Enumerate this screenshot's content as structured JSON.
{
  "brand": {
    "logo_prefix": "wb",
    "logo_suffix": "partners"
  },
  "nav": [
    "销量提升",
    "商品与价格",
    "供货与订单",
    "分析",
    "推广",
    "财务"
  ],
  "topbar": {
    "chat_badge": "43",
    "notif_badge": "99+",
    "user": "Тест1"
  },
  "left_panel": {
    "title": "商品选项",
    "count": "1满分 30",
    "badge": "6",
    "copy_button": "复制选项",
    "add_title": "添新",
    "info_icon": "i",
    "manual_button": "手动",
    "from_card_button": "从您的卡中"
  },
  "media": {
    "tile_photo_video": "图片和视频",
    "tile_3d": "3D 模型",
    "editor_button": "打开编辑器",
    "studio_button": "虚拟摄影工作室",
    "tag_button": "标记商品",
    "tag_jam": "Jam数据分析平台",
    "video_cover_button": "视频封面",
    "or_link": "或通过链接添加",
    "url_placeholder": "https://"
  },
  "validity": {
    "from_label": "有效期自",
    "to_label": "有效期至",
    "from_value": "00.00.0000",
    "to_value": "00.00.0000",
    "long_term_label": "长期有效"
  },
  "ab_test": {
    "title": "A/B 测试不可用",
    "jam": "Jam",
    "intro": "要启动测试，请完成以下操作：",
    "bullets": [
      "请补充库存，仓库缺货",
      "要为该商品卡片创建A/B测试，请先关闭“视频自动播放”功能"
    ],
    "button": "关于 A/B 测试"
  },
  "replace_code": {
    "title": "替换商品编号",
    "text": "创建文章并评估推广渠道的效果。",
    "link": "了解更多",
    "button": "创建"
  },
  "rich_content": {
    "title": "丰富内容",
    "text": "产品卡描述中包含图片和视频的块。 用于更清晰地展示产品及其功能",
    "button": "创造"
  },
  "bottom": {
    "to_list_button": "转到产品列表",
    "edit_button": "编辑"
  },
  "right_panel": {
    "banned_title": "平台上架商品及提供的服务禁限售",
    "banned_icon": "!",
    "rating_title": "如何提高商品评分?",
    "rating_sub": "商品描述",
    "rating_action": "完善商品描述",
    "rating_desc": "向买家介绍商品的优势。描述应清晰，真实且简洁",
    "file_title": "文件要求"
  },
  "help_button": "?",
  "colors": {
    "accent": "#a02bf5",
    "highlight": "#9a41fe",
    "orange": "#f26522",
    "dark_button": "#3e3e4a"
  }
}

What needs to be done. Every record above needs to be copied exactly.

Reply.
Enumerate this screenshot's content as structured JSON.
{
  "brand": {
    "logo_prefix": "wb",
    "logo_suffix": "partners"
  },
  "nav": [
    "销量提升",
    "商品与价格",
    "供货与订单",
    "分析",
    "推广",
    "财务"
  ],
  "topbar": {
    "chat_badge": "43",
    "notif_badge": "99+",
    "user": "Тест1"
  },
  "left_panel": {
    "title": "商品选项",
    "count": "1满分 30",
    "badge": "6",
    "copy_button": "复制选项",
    "add_title": "添新",
    "info_icon": "i",
    "manual_button": "手动",
    "from_card_button": "从您的卡中"
  },
  "media": {
    "tile_photo_video": "图片和视频",
    "tile_3d": "3D 模型",
    "editor_button": "打开编辑器",
    "studio_button": "虚拟摄影工作室",
    "tag_button": "标记商品",
    "tag_jam": "Jam数据分析平台",
    "video_cover_button": "视频封面",
    "or_link": "或通过链接添加",
    "url_placeholder": "https://"
  },
  "validity": {
    "from_label": "有效期自",
    "to_label": "有效期至",
    "from_value": "00.00.0000",
    "to_value": "00.00.0000",
    "long_term_label": "长期有效"
  },
  "ab_test": {
    "title": "A/B 测试不可用",
    "jam": "Jam",
    "intro": "要启动测试，请完成以下操作：",
    "bullets": [
      "请补充库存，仓库缺货",
      "要为该商品卡片创建A/B测试，请先关闭“视频自动播放”功能"
    ],
    "button": "关于 A/B 测试"
  },
  "replace_code": {
    "title": "替换商品编号",
    "text": "创建文章并评估推广渠道的效果。",
    "link": "了解更多",
    "button": "创建"
  },
  "rich_content": {
    "title": "丰富内容",
    "text": "产品卡描述中包含图片和视频的块。 用于更清晰地展示产品及其功能",
    "button": "创造"
  },
  "bottom": {
    "to_list_button": "转到产品列表",
    "edit_button": "编辑"
  },
  "right_panel": {
    "banned_title": "平台上架商品及提供的服务禁限售",
    "banned_icon": "!",
    "rating_title": "如何提高商品评分?",
    "rating_sub": "商品描述",
    "rating_action": "完善商品描述",
    "rating_desc": "向买家介绍商品的优势。描述应清晰，真实且简洁",
    "file_title": "文件要求"
  },
  "help_button": "?",
  "colors": {
    "accent": "#a02bf5",
    "highlight": "#9a41fe",
    "orange": "#f26522",
    "dark_button": "#3e3e4a"
  }
}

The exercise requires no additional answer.